It is possible to assign a fixed IP address by replacing method = auto
method=manual address=192.168.1.111/24;192.168.1.1 dns=184.108.40.206;220.127.116.11;
6Save the WiFi configuration in the network folder under the name my-network.
7Eject the USB memory stick.
Prepare the Raspberry Pi 4
Before turning on the power, connect the elements as follows:
- Connect keyboard and screen (optional)
- Insert the micro-SD board on which the Home Assistant image is installed in which board
- Connect the USB key containing the configuration file (only on first start-up)
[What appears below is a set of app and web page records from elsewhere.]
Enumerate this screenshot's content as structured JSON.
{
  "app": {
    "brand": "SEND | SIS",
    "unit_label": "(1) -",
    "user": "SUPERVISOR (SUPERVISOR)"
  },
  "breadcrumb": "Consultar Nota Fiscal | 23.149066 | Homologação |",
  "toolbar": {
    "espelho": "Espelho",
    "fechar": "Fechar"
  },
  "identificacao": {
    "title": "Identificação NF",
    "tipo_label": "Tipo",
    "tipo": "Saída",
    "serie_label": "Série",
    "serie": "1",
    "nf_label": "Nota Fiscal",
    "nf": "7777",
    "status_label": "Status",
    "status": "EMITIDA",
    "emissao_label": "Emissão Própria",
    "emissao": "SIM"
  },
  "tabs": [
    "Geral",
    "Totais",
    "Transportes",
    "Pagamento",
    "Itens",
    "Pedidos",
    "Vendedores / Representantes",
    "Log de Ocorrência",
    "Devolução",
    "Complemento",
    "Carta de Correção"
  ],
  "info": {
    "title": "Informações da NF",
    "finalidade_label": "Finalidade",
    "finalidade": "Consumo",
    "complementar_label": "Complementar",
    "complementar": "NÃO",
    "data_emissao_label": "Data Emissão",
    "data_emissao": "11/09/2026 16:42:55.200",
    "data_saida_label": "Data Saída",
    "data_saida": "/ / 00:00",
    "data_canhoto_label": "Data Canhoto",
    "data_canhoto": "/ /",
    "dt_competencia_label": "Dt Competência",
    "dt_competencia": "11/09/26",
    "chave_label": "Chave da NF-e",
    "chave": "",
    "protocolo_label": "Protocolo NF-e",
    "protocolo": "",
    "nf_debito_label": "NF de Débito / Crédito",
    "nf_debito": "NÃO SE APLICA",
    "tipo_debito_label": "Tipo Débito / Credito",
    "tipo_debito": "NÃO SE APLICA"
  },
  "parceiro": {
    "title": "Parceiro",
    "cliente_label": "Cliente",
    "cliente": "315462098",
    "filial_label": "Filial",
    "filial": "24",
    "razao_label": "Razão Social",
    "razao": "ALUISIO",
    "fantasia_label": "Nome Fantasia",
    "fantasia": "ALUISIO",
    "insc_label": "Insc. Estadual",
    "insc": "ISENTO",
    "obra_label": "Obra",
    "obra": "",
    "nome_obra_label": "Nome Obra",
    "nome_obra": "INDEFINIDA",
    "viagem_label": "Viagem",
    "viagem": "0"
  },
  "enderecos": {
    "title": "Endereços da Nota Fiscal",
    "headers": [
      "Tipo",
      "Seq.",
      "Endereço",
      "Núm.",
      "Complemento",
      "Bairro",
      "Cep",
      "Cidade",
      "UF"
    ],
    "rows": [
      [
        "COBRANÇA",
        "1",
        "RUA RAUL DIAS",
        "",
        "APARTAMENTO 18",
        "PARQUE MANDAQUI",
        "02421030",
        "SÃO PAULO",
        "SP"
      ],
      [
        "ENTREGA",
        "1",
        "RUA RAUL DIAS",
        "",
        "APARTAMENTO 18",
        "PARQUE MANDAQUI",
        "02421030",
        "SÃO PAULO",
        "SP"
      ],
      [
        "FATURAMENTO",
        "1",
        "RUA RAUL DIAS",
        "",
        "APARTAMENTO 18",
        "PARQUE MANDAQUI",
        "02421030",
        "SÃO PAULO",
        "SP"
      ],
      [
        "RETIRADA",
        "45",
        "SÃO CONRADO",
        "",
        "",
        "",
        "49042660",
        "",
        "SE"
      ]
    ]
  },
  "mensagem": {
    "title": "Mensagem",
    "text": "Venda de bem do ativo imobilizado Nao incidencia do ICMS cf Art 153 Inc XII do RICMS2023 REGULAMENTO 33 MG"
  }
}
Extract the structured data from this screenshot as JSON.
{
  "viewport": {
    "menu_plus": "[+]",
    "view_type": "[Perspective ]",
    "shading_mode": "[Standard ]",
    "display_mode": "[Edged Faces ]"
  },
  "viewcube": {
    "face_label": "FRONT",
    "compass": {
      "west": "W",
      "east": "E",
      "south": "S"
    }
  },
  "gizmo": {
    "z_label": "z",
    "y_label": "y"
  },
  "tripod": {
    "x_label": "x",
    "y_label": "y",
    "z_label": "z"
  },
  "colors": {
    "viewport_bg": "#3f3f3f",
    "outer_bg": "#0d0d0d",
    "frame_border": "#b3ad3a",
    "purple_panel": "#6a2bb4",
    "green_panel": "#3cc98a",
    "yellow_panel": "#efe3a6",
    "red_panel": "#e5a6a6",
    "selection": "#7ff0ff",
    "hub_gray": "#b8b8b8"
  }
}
- Or connect the Ethernet cable
- Finally turn on the power
Do nothing during startup, this phase lasts about a minute.
Access the administrator interface
Once the startup log no longer displays anything new, you can access the administration interface.
Although (almost) everything can be done from the WEB interface, HASS has a command line administration interface. It is easily accessed by tapping the Enter key on the keyboard.
When the command prompt appears, type root.
Retrieve the HASS IP address
Home Assistant broadcasts a machine name which is by default homeassistant. If however you prefer to use the IP address, here is how to retrieve it (in case it has not been assigned manually).
Once connected to HASS, enter the login command to access the system commands then ip a to display the network information.
The IP address is located in the WLAN0 info block.
First start of Home Assistant
At the first start, HASS automatically retrieves the last update. It all depends on your internet speed, but it can take around 20 minutes.
Open a browser and enter http://homeassistant: 8123 or http://IP_HASS: 8123 in the URL.
HASS indicates that the update is in progress.
Once the update is complete, HASS will ask you a few questions.
Provide your name, login (user name) and password
The scenarios can be triggered according to your address, you can configure it later.
HASS itself searches for home automation accessories that you own. You can add others manually. The list is just impressive!
Here it is, Home Assistant is ready!
And now what to do with Home Assistant?
Your home automation box is ready! Here are other tutorials to go further and why not develop your own home automation accessories based on ESP32 or ESP8266.
- Home Assistant. Get started on Raspberry Pi 4. Procedure 2020
- ESP8266 + DHT22 + MQTT: make a connected object IoT and include it in Home Assistant
- How to Include RFLink Radio Home Automation Devices at Home Assistant (HASS)
- Include ESP8266 + DHT22 + Homie MQTT IoT in Home Assistant (HASS)
- How to include MySensors v2 IoT objects in Home Assistant (HASS)
- #Test: installing and Including the Xiaomi Smart Home Kit on Home Assistant (HASS)
- Soma Smart Shades, Wazombi Labs Solar Connected Curtain Motorization
- Install Home Assistant (HASS) on an Orange Pi running under Armbian
- Sonoff BASICZBR3 and ZBBridge, new ZigBee module and bridge for DIY home automation
- Tasmota 8.2 Elliot supports Zigbee and Bluetooth accessories
- Home Assistant. Get started on Raspberry Pi 4. Procedure 2020
- Install Domoticz on NAS Synology DS718+ with Docker or virtual machine under Debian Buster
- Install the MQTT Mosquitto broker on NAS Synology (DSM 6.2+) with Docker